The Federal Government has restated it’s commitment to repositioning the Bank of Agriculture (BOA) and the Bank of Industry (BOI) by proposing the sum of N25bn for the development banks recapitalisation.
This was against the initial N500 billion kick-off fund targeted by the government.
In the 2019 proposed budget presented to the Joint Assembly recently in Abuja by President Muhammadu Buhari, he stated in his budget speech that N15 billion was already proposed to refinance the BOA and N10 billion for the development banks.
A look into the ministry’s N138 billion budget revealed that the money truly reflected in the budget.
The gesture according to the President is to ensure that credit supports are given to farmers and other Small and Medium Scale Enterprises (SMEs) at single digits.
The proposed budget of the ministry has N80.2 billion as capital while N57.6 billion was alloted for expenditure.
Vice President Prof. Yemi Osinbajo and the Minister of Agriculture and Rural Development, Chief Audu Ogbeh have repteadly at public functions shared the news of repositioning the bank for better efficiency.
In January 2017, the VP inaugurated a steering committee for the Bank’s recapitalisation and restructuring where Ogbeh was made the Vice Chairman of the Committee with a N500 billion target for the exercise.
The actual kick-off ought to be in March 2017, as disclosed by the Minister but a year after it’s yet to fully commence.
“It is noteworthy that in its over 20 years of existence, the BoA has faced myriad of challenges which include, poor funding, poor stakeholder buy in, particularly Federal Government agencies and erosion of stakeholders funds,” Ogbeh stated as reported in a national daily.
The Minister further set December 2018 as deadline for the exercise but the budget was only proposed to the National Assembly at the stated month.
However, Ogbeh expressed hope that the final recapitalisation will really help the local farmers.

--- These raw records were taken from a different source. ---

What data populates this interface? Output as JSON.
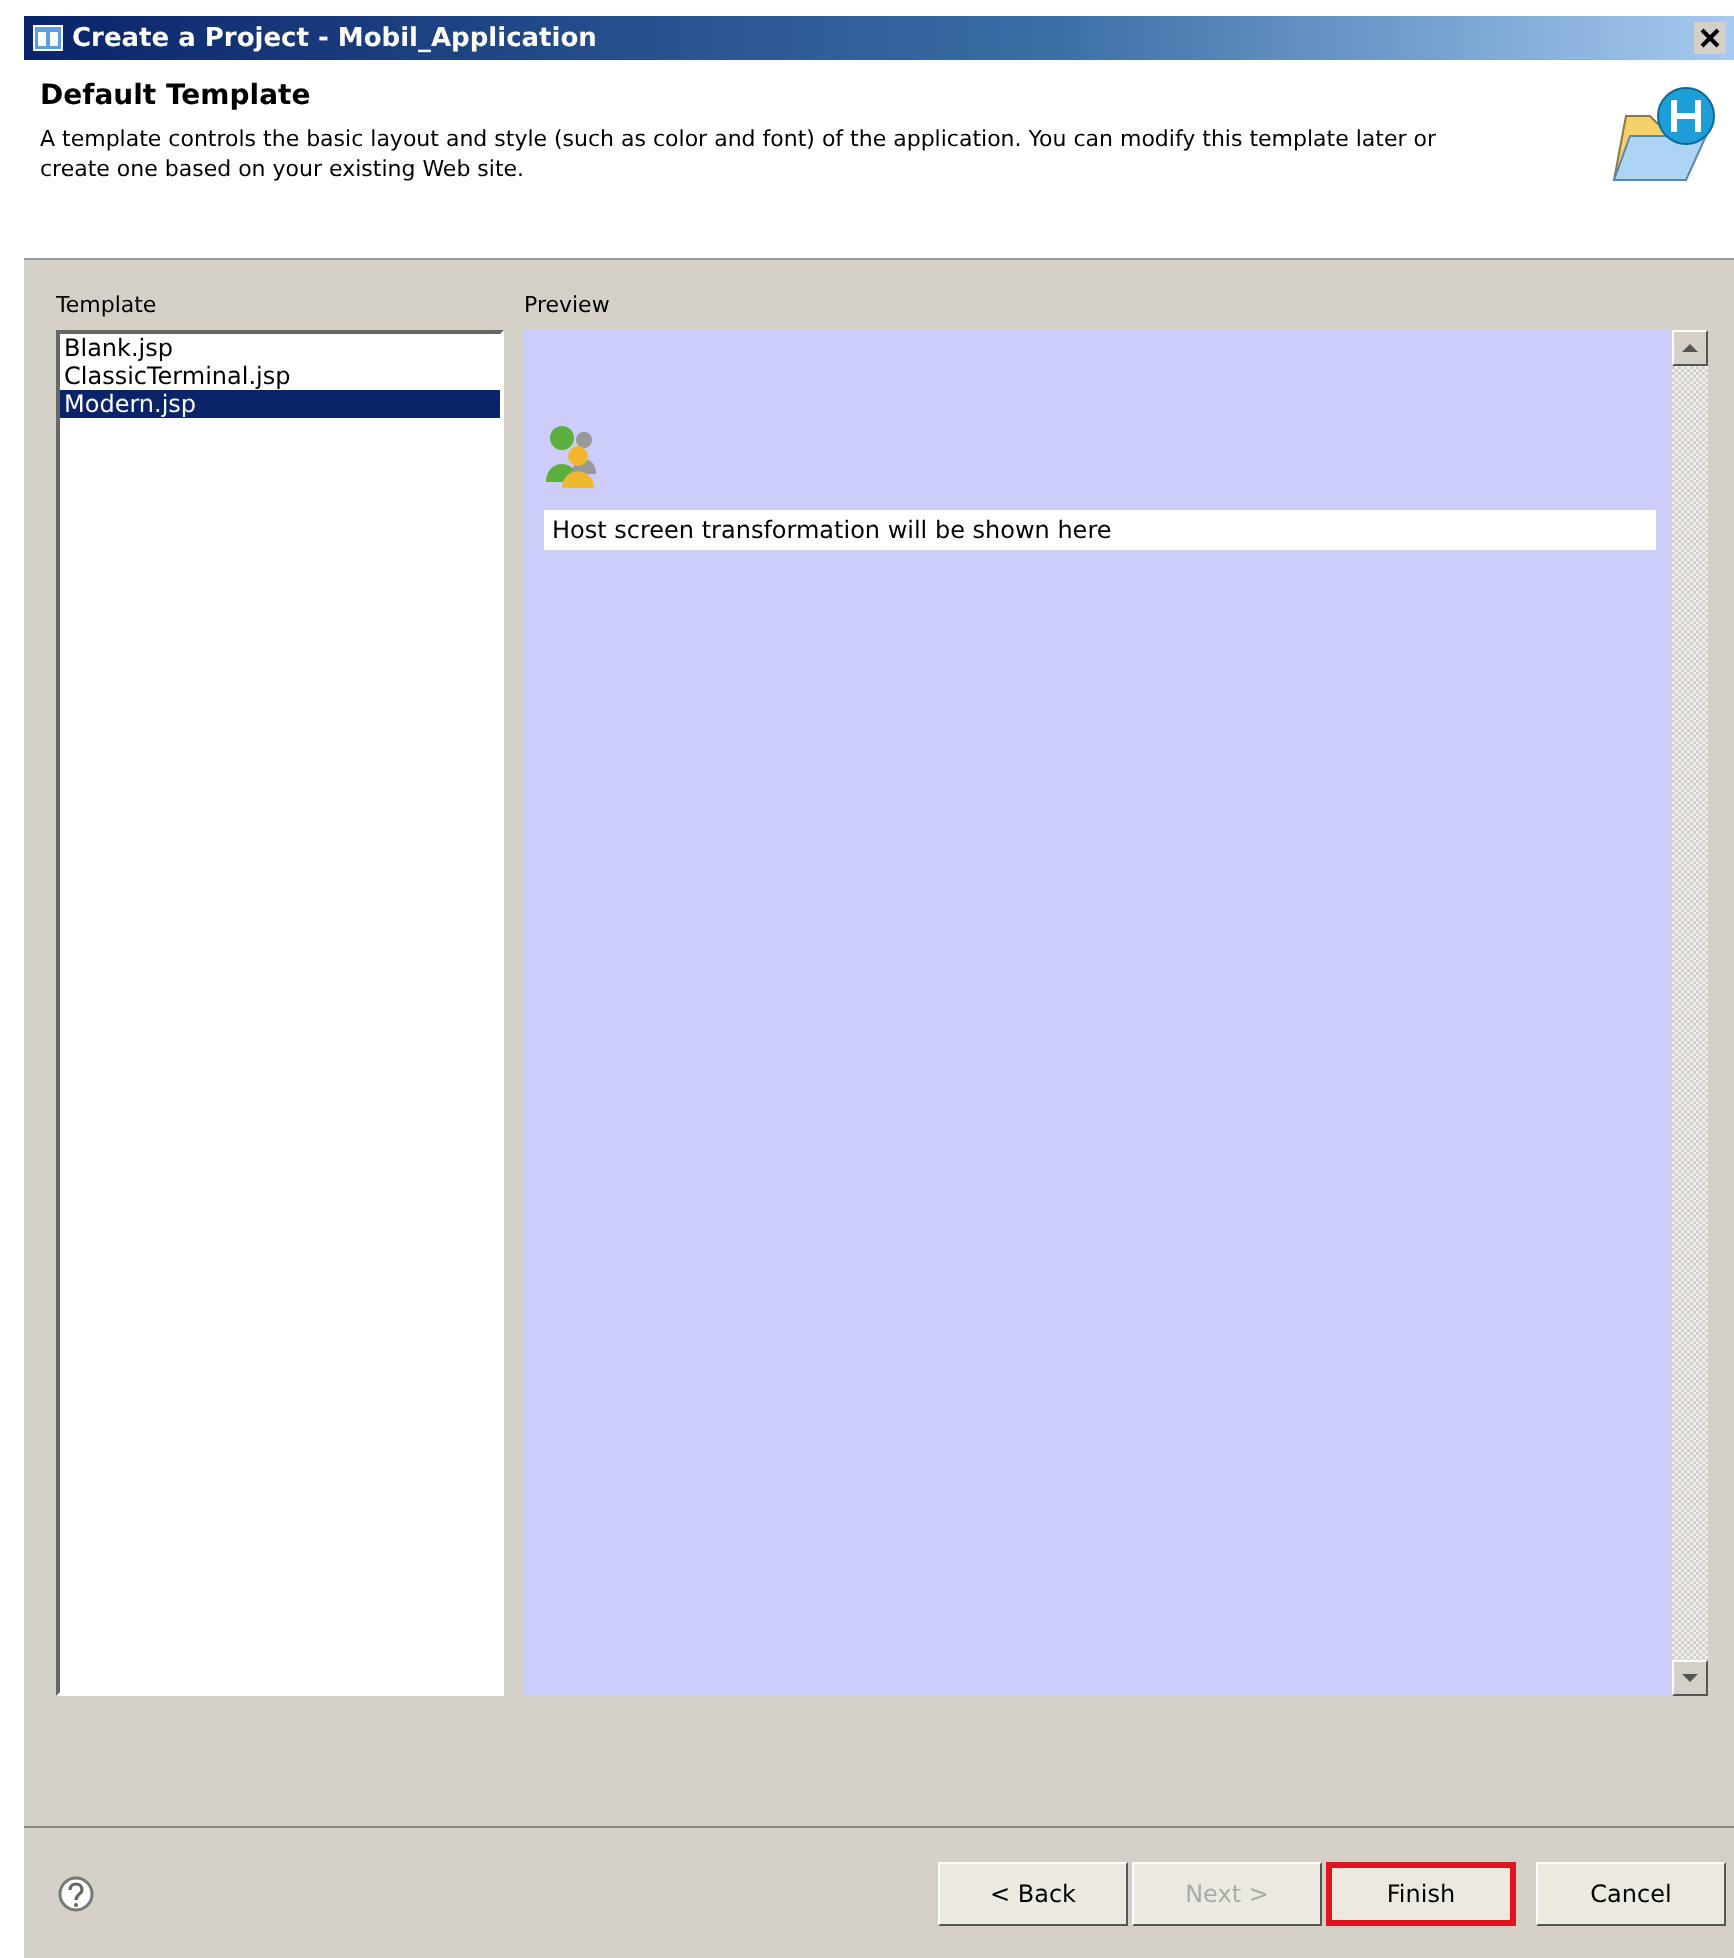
{
  "window": {
    "title": "Create a Project - Mobil_Application"
  },
  "header": {
    "title": "Default Template",
    "description": "A template controls the basic layout and style (such as color and font) of the application. You can modify this template later or create one based on your existing Web site."
  },
  "template_list": {
    "label": "Template",
    "items": [
      {
        "label": "Blank.jsp",
        "selected": false
      },
      {
        "label": "ClassicTerminal.jsp",
        "selected": false
      },
      {
        "label": "Modern.jsp",
        "selected": true
      }
    ]
  },
  "preview": {
    "label": "Preview",
    "message": "Host screen transformation will be shown here"
  },
  "buttons": [
    {
      "label": "< Back",
      "disabled": false,
      "highlighted": false
    },
    {
      "label": "Next >",
      "disabled": true,
      "highlighted": false
    },
    {
      "label": "Finish",
      "disabled": false,
      "highlighted": true
    },
    {
      "label": "Cancel",
      "disabled": false,
      "highlighted": false
    }
  ]
}
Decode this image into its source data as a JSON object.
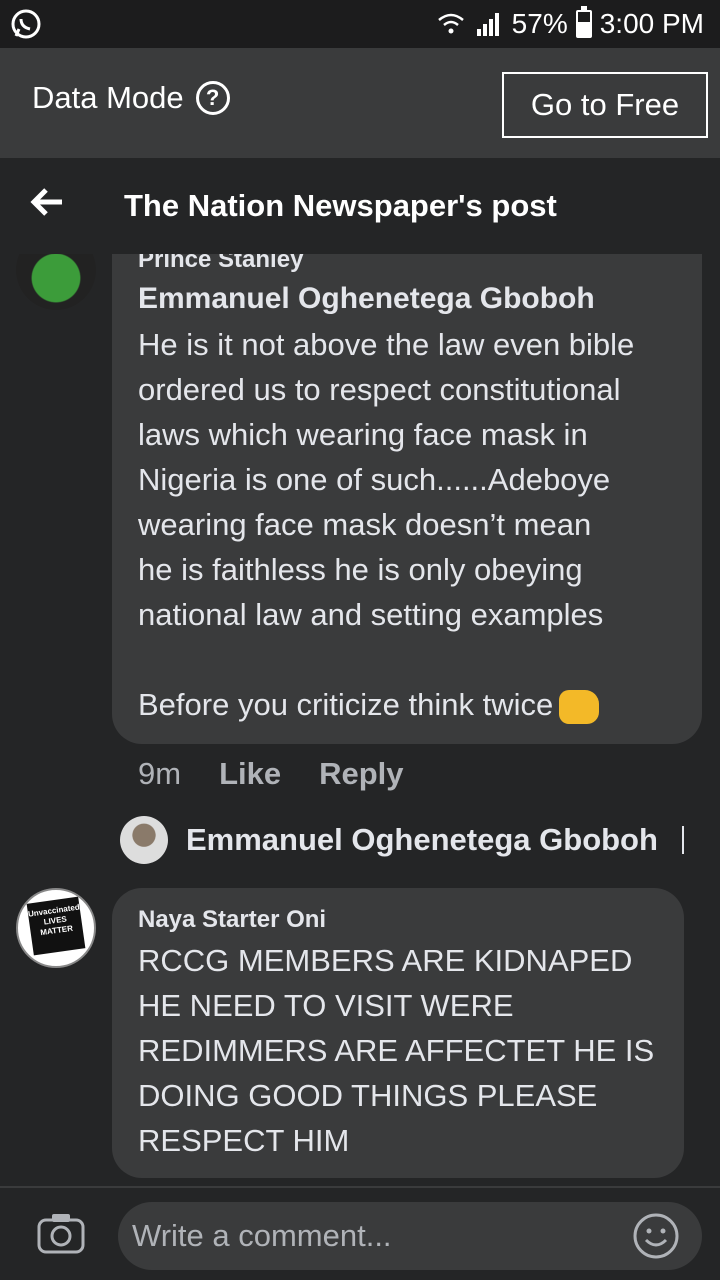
{
  "status_bar": {
    "battery": "57%",
    "battery_level": 0.57,
    "time": "3:00 PM"
  },
  "data_bar": {
    "label": "Data Mode",
    "help_symbol": "?",
    "button_label": "Go to Free"
  },
  "header": {
    "title": "The Nation Newspaper's post"
  },
  "comments": [
    {
      "quoted_name": "Prince Stanley",
      "author": "Emmanuel Oghenetega Gboboh",
      "lines": [
        "He is it not above the law even bible",
        "ordered us to respect constitutional",
        "laws which wearing face mask in",
        "Nigeria is one of such......Adeboye",
        "wearing face mask doesn’t mean",
        "he is faithless he is only obeying",
        "national law and setting examples",
        "",
        "Before you criticize  think twice"
      ],
      "time": "9m",
      "like_label": "Like",
      "reply_label": "Reply"
    },
    {
      "author": "Naya Starter Oni",
      "lines": [
        "RCCG MEMBERS ARE KIDNAPED",
        "HE NEED TO VISIT WERE",
        "REDIMMERS ARE AFFECTET HE IS",
        "DOING GOOD THINGS PLEASE",
        "RESPECT HIM"
      ]
    }
  ],
  "reply_box": {
    "author": "Emmanuel Oghenetega Gboboh"
  },
  "comment_input": {
    "placeholder": "Write a comment..."
  },
  "avatar_badge": {
    "text": "Unvaccinated LIVES MATTER"
  },
  "colors": {
    "background": "#242526",
    "bubble": "#3a3b3c",
    "text": "#e4e6eb",
    "muted": "#b0b3b8"
  }
}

He emphasised that it would emerge as the farmers’ Bank where farmers are encouraged to buy shares to own the bank.